Collecting 101: Save the packaging!

Fodder for recycling or hidden gold?

So you just received your latest model find. You rip off the clear wrapper and open the box to see a new treasure. Maybe you toss the packaging in the recycling bin. Maybe you don’t. What to do? Save the packaging! 

One of these days you might move. How will you safely move your collectibles? Or you might decide to thin your collection occasionally. How will you safely ship that model? In the manufacturer-supplied packaging, of course. Note that when selling your models on Ebay, collectors generally pay more for models in the original packaging. Many a model without the packaging tend to sit unsold until the price is lowered considerably. Even if the model is rare.

If you put your models into a dedicated display cabinet, save the packaging here too. See above. This also applies to hand-built models or kits that have been built. Eventually you’ll want that packaging!

You might now have a whole bunch of empty packages to deal with. Read on.

Store that stuff

Even if you live in a small apartment, you are going to need some sane way of storing that mass of packaging. If you put all that plastic and cardboard into a large cardboard box, you might inadvertently crush the box along with the contents. Solution? Think tubs.

There are many types and sizes of plastic tubs you can pick up at your local big box or home improvement store. Of course, your available storage space and/or budget will come into play. But tubs are the way to go. First off, they reject humidity/water. This is very good. Humidity/water can wilt all the paper-derived packaging. You might store them in the basement, which is a known source of humid conditions. What if your basement is subject to water infiltration, or worse, flooding? Plastic tubs can float. I know this firsthand! If you’ve had the foresight to pick tubs with lids that lock on or at least snap into place, you are likely good to go.

I am a fan of Rubbermaid Roughneck bins (left). They stack well and the bottom of the bins nestle into the bin top below it. This works to prevent tipping or falling over.
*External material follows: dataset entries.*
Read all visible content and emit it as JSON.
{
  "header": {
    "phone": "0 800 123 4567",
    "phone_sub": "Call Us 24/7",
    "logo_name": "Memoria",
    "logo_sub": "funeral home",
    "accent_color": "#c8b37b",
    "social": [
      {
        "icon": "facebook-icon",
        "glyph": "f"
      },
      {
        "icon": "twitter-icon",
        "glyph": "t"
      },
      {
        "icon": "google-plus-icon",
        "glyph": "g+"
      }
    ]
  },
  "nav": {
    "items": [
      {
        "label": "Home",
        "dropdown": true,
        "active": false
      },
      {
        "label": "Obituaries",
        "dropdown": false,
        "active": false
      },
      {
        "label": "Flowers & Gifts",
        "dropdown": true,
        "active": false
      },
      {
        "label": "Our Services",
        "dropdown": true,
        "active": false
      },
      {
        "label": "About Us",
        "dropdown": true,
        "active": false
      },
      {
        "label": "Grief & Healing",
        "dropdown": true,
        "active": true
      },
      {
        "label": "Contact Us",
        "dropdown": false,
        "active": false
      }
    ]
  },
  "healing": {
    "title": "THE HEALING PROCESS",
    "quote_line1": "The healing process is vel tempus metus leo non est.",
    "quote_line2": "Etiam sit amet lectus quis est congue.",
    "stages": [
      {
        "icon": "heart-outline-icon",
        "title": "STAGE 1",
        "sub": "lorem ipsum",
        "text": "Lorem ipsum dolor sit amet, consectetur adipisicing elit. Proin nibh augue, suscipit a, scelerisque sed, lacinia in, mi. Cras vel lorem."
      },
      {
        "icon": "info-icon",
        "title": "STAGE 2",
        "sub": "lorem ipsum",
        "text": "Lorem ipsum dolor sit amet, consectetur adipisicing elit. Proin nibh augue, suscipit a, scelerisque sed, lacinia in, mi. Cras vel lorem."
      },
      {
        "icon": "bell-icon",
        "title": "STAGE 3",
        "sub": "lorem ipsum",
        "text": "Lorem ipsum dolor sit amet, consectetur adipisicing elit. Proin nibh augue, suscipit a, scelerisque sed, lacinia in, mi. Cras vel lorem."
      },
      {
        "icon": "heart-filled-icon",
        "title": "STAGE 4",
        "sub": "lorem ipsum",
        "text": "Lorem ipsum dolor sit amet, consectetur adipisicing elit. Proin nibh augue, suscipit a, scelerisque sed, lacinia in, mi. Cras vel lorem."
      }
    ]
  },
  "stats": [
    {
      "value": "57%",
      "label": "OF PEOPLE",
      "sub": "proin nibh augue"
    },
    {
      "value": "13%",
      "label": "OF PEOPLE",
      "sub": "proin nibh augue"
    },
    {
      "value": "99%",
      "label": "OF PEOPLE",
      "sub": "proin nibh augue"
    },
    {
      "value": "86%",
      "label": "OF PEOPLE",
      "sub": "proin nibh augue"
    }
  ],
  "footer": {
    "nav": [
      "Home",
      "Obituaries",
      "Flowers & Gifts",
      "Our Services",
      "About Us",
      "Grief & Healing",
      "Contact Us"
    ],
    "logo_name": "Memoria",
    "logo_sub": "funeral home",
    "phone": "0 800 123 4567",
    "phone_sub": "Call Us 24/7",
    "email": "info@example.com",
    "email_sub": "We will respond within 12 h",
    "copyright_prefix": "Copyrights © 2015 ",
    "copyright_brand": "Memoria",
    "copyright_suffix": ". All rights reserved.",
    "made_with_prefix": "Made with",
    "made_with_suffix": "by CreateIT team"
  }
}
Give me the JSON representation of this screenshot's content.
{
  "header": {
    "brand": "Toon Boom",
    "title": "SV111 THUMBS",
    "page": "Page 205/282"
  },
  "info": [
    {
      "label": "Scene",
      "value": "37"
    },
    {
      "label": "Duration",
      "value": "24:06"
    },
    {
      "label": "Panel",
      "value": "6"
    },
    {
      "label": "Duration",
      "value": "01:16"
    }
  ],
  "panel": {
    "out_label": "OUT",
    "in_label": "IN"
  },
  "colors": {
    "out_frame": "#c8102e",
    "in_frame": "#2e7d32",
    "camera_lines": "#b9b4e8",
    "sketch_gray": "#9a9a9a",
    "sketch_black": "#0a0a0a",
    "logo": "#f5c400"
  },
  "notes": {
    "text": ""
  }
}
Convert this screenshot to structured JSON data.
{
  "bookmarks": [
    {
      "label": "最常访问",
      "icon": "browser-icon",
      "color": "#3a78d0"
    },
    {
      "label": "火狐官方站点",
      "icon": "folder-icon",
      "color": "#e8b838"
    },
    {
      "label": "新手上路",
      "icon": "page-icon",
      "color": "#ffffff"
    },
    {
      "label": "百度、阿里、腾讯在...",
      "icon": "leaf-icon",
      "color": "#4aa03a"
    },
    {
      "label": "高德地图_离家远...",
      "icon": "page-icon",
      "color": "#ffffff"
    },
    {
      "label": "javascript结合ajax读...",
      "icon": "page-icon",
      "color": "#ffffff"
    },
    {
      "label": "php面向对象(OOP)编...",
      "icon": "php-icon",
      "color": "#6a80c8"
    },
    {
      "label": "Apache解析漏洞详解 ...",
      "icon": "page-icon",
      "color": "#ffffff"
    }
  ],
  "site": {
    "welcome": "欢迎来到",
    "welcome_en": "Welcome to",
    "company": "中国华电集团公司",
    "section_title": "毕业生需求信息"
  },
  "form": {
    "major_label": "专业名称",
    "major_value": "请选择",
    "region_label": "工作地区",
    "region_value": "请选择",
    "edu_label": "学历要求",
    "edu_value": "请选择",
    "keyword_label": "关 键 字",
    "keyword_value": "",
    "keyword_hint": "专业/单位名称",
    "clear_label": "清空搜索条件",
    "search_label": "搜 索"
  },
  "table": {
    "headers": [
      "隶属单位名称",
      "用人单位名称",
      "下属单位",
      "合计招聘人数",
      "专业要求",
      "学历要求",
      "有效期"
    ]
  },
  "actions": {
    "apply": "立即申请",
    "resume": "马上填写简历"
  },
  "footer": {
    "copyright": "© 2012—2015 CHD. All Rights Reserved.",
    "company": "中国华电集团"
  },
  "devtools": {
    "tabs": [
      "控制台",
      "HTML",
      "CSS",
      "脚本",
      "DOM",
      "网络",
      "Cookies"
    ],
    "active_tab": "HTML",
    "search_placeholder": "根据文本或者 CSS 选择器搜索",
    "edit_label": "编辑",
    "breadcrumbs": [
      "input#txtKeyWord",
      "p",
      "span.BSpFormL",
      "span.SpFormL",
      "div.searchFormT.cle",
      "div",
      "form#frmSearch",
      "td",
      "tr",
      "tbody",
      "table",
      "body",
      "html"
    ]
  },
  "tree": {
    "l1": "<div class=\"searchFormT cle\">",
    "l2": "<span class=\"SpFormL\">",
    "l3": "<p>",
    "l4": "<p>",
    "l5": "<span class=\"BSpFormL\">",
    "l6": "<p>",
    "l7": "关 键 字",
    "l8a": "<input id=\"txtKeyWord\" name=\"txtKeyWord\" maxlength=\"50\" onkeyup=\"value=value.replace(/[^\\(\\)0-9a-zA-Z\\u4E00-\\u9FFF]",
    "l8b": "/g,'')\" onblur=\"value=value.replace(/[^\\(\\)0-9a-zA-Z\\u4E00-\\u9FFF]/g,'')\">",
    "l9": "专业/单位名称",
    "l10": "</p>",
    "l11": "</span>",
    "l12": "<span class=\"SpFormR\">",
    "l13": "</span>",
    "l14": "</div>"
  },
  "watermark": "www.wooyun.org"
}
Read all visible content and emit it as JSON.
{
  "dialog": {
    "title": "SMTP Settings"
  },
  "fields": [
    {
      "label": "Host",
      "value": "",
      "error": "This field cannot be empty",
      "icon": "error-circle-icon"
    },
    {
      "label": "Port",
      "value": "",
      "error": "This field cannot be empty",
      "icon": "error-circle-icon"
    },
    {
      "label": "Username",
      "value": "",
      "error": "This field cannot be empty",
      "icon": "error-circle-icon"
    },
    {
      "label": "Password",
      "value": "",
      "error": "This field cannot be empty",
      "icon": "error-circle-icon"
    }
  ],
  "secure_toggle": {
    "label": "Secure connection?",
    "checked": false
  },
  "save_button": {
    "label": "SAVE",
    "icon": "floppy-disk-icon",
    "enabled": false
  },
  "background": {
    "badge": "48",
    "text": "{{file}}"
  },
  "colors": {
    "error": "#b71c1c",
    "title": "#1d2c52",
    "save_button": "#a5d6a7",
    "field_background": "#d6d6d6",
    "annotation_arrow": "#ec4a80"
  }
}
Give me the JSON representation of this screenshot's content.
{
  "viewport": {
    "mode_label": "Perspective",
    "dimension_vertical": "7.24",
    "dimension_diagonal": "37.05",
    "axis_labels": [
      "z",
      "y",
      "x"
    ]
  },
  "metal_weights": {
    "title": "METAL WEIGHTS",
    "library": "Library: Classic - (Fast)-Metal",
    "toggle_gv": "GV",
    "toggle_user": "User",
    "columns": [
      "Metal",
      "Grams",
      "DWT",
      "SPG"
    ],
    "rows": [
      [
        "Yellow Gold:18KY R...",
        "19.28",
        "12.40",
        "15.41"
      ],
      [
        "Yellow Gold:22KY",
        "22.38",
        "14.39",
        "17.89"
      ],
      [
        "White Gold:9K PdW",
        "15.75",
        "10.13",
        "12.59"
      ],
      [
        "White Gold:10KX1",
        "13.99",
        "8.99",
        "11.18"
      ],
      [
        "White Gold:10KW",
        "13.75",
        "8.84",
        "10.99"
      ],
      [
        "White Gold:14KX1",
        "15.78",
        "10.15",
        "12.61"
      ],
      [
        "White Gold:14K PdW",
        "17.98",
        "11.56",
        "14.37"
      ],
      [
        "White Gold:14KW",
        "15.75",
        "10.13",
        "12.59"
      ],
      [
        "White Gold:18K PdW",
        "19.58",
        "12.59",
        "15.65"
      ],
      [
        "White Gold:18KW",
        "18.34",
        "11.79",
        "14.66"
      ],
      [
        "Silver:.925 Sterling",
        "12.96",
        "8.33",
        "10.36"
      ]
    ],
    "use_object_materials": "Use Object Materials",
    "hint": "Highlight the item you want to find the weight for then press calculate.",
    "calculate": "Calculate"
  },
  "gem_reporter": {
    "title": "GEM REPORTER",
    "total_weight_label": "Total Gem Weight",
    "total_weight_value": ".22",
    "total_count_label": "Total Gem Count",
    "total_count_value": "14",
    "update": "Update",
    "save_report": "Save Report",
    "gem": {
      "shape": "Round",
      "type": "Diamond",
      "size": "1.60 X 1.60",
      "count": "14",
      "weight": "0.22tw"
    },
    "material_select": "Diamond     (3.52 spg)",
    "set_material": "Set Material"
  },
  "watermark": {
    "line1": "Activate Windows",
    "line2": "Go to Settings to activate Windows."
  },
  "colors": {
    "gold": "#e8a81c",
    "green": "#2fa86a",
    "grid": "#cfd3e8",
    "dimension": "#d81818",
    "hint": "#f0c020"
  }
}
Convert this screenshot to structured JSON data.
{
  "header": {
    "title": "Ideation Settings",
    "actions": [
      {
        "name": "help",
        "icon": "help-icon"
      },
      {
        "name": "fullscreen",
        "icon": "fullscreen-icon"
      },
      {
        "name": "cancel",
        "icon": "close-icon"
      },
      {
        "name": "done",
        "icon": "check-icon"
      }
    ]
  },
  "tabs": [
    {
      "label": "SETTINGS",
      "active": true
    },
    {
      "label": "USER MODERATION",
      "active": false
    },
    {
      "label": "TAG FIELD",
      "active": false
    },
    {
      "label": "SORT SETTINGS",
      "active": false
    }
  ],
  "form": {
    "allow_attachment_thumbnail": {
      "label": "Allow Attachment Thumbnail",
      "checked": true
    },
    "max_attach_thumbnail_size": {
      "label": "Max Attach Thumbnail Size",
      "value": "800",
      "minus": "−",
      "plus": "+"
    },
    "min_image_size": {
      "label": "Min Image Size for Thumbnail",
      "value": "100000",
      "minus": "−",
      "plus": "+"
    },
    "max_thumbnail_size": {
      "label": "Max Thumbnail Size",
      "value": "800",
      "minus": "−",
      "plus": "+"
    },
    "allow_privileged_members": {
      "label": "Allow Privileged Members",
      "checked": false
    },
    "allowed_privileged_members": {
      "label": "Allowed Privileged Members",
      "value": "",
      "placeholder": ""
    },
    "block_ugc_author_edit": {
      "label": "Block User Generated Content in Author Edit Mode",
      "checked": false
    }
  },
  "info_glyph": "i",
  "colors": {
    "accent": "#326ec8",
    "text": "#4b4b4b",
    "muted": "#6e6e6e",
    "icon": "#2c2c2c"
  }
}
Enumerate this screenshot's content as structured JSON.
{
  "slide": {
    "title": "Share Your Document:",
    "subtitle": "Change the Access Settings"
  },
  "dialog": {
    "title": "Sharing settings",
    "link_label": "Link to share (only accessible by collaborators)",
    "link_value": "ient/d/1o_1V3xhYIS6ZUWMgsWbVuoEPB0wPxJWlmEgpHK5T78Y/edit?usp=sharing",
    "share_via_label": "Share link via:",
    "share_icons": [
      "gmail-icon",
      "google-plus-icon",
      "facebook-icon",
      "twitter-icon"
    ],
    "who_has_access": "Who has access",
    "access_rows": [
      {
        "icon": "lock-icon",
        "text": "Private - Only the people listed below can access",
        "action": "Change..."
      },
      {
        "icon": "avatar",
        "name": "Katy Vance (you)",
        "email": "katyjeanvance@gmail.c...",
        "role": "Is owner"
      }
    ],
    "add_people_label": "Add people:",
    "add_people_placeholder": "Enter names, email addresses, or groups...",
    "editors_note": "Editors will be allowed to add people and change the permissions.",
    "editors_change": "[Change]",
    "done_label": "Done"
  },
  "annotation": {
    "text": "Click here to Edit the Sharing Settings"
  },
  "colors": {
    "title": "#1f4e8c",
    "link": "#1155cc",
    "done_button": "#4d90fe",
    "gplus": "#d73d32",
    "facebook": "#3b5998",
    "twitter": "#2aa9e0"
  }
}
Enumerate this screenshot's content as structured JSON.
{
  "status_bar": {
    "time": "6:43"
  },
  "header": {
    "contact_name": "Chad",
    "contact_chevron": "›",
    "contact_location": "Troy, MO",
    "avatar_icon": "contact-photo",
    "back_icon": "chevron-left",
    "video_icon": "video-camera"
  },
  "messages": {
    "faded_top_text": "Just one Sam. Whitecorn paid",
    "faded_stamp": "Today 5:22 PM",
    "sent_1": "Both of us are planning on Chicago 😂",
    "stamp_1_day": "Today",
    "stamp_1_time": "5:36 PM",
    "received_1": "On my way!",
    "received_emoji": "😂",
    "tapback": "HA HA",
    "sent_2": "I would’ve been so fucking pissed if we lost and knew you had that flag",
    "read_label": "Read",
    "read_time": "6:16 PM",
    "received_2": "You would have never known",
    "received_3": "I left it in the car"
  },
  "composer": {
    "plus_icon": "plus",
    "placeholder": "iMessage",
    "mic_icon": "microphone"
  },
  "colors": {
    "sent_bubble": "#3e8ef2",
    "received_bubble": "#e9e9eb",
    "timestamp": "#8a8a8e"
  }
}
One slight negative is that the sides are tapered downward, making the fitting of packaging a hair difficult. The advantages outweigh that slight inconvenience. I’ve found that around 80 or more 1/43 Spark, Minichamps or similar packages will fit in a Rubbermaid bin. If you need to store boxes from 1/18th or larger models, look for more straight-sided bins. Christmas decoration bins are larger, straight-sided and more accommodating to those larger boxes.

If you need to store packaging under your bed, here’s a solution. Pick up storage bins made for storing wrapping paper (right). They are low profile, wide and long and can hold many, many smaller packages.

Final notes

Don’t forget to save the attaching screws and washers used to secure the models to the bases. Take the screws and washers and put them inside the plastic display boxes that come with most models. Then slip the display box into the outer sleeve or box.

You are now a responsible collector, both to yourself and to your garbage dump. Less in your garbage can, better for the environment and more in your wallet upon selling. 

Just remember: save the packaging!

Some storage possibilities here.
More modeling goodness here.